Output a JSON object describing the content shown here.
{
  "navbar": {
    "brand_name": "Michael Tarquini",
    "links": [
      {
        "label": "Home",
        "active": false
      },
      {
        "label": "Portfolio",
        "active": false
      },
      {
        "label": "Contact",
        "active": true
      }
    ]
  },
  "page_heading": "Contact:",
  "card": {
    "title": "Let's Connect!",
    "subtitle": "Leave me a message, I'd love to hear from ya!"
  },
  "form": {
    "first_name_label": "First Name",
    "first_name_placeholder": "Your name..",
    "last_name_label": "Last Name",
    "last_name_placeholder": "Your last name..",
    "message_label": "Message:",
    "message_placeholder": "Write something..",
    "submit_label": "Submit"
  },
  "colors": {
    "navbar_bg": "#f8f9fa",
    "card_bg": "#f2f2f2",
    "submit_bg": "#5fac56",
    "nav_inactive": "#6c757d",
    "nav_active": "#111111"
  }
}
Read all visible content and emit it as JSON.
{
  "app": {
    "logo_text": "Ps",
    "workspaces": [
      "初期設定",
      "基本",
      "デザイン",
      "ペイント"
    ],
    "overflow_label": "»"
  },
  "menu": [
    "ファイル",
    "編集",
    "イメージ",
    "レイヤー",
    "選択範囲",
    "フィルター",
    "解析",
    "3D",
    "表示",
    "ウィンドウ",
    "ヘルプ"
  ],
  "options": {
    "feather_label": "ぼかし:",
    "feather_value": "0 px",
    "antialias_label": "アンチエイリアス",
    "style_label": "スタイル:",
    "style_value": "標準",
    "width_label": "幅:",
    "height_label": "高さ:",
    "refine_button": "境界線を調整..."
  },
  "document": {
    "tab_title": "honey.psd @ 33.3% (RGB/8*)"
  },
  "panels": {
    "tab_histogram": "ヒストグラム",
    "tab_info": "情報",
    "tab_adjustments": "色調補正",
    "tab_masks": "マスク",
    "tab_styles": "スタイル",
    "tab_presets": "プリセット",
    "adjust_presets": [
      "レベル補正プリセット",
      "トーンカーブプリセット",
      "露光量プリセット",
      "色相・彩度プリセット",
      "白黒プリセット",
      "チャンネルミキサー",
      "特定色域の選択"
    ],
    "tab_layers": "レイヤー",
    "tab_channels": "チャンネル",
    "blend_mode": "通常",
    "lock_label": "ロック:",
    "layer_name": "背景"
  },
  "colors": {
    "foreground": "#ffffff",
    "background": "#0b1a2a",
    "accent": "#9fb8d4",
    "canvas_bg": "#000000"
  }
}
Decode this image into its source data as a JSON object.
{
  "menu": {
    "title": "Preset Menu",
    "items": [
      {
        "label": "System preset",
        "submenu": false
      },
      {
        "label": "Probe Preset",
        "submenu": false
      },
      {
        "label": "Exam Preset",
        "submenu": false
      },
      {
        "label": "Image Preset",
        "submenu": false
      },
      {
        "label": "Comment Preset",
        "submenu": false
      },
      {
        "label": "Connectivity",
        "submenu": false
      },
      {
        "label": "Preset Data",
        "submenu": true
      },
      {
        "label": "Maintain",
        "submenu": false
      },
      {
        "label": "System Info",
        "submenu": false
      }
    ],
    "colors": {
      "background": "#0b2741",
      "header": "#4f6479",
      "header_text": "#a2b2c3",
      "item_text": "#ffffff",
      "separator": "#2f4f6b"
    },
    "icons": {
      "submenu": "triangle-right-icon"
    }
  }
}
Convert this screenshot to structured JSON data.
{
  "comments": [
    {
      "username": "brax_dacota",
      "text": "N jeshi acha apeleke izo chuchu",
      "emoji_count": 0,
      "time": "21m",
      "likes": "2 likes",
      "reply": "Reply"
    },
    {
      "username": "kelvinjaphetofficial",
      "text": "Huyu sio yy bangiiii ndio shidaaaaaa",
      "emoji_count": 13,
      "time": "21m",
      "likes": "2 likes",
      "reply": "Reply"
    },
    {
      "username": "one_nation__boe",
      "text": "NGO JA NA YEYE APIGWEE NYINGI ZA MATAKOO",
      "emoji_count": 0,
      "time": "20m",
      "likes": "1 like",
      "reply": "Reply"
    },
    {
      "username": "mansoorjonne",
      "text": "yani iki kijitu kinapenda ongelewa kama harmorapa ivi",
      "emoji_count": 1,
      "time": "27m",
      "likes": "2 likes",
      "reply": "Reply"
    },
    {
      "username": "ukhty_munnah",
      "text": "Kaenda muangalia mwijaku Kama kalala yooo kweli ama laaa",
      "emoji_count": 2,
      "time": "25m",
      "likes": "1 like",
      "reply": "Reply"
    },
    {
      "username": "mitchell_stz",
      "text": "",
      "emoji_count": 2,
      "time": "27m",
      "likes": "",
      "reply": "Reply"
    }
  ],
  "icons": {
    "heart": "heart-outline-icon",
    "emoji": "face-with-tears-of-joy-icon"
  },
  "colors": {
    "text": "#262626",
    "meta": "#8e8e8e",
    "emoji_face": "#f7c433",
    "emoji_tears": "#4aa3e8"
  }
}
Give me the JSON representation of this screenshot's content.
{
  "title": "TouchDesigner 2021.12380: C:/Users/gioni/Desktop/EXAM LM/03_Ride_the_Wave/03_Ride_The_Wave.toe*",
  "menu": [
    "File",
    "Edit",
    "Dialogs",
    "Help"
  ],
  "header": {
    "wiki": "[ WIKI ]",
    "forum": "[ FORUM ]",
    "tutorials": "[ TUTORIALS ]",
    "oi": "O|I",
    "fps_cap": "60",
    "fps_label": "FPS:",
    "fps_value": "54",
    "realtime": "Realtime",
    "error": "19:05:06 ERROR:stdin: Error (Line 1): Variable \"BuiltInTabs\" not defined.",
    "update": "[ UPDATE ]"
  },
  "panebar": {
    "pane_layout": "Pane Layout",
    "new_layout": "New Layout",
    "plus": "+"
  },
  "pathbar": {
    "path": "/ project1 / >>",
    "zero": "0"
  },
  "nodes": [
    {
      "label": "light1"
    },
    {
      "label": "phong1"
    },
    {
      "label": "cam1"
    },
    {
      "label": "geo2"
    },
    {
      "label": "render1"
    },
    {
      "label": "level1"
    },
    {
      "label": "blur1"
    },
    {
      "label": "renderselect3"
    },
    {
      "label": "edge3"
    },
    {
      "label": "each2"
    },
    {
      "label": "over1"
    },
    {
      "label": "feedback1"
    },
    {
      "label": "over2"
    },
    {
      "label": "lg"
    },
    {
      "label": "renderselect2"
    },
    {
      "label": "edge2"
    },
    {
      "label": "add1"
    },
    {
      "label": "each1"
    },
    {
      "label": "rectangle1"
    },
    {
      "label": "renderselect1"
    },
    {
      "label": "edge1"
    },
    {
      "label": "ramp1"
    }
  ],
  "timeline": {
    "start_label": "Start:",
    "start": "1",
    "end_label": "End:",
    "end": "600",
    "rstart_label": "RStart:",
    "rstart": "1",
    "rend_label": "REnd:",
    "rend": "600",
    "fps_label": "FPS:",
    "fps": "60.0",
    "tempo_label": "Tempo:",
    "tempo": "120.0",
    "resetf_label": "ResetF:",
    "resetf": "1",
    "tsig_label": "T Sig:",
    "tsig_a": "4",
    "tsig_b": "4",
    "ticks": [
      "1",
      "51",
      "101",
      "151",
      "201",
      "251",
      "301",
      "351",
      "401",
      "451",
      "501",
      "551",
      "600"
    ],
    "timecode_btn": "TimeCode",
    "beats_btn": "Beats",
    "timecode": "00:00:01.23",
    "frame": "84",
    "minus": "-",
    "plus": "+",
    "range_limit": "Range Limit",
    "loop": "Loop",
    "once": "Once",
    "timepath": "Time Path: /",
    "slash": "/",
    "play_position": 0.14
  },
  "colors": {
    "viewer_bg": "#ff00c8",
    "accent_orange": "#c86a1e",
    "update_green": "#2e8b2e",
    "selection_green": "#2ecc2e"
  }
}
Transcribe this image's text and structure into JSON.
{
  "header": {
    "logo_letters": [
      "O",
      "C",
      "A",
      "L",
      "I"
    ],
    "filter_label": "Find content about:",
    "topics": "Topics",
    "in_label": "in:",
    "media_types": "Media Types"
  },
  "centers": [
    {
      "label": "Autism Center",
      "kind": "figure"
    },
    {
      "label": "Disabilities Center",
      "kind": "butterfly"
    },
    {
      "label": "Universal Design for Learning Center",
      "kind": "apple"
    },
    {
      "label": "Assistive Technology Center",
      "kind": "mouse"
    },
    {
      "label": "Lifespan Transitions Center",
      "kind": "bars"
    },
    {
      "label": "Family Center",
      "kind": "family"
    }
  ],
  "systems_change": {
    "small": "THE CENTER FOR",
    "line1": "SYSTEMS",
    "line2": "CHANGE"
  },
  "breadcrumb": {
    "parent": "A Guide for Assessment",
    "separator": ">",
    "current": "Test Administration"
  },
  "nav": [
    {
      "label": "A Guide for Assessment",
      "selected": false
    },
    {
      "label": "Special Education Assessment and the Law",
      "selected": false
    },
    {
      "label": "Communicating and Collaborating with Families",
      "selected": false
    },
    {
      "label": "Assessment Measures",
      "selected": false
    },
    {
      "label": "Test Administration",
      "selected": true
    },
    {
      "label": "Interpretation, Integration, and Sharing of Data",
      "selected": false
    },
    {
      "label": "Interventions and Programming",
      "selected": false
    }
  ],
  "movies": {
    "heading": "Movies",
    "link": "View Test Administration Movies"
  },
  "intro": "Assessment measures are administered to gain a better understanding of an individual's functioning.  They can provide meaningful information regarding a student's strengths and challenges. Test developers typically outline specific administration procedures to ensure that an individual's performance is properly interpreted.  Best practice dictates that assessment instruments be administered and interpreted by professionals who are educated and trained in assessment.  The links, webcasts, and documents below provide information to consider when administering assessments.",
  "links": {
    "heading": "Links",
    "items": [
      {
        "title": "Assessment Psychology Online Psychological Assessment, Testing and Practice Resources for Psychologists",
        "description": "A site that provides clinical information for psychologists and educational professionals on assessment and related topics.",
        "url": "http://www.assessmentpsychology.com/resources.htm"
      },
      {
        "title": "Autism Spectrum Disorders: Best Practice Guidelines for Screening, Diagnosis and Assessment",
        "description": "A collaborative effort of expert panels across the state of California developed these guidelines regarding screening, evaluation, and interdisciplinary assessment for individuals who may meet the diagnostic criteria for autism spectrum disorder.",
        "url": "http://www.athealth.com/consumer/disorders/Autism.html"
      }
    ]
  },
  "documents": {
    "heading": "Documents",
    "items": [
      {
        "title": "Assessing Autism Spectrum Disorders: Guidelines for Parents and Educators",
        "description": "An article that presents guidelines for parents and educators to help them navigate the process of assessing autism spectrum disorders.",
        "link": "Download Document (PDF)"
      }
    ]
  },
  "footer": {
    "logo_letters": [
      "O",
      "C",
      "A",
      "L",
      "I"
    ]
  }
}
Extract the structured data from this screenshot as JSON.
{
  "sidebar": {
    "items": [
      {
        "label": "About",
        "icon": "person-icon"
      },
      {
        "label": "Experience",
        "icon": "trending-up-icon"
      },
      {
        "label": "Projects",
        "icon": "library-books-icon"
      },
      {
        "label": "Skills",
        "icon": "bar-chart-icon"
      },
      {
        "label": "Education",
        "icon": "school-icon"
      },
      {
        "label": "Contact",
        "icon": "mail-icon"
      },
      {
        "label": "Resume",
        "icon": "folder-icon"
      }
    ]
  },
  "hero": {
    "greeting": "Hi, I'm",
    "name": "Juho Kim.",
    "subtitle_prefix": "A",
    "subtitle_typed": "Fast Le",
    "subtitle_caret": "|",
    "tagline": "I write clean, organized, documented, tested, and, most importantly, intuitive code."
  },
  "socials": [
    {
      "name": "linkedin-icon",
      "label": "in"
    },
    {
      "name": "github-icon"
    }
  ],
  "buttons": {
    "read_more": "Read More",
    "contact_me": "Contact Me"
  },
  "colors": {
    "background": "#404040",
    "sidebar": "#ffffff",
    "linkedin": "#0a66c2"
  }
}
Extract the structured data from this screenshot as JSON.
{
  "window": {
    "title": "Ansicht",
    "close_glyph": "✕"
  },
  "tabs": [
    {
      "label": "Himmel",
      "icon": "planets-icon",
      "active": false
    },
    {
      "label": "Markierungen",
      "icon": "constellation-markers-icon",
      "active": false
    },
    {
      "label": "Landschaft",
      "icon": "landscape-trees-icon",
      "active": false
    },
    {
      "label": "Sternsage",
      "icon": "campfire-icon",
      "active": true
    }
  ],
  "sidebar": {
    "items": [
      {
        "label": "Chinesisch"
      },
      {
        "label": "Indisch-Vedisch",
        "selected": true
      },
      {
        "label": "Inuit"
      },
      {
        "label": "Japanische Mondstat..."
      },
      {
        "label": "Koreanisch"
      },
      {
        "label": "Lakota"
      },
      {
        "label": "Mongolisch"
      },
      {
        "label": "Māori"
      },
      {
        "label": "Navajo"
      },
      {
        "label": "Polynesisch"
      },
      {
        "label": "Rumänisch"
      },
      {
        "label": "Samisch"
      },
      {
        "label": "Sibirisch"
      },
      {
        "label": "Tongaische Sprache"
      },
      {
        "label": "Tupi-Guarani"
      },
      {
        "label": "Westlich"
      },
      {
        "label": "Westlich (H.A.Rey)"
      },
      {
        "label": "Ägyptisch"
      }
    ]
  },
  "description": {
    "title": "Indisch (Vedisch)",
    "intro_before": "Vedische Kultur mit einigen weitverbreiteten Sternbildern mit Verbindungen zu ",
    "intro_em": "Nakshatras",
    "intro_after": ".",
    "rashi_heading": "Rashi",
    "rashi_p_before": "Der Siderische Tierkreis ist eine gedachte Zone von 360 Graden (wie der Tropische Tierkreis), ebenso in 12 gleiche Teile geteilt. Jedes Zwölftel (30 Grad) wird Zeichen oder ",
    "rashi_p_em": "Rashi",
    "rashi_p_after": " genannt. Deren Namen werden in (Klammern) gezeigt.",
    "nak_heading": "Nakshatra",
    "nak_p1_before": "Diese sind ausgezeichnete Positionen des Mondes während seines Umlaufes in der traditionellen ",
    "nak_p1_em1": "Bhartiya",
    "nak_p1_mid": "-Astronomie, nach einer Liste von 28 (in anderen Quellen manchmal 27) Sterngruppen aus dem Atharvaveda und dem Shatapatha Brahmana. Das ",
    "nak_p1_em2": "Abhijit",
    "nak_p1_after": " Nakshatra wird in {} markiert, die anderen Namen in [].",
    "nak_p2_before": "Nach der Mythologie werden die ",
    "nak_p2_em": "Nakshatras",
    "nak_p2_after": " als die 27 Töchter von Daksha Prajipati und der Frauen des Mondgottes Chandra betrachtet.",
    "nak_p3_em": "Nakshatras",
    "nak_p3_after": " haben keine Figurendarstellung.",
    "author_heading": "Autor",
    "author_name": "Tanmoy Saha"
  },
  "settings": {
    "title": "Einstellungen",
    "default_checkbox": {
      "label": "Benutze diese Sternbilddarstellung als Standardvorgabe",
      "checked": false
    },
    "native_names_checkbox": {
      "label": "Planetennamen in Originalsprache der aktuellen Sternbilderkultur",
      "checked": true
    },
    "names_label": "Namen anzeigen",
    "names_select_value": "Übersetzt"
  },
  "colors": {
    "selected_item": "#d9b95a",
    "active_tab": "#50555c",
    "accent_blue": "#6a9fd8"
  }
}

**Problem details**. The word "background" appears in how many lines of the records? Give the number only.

**Completed exercise**. 3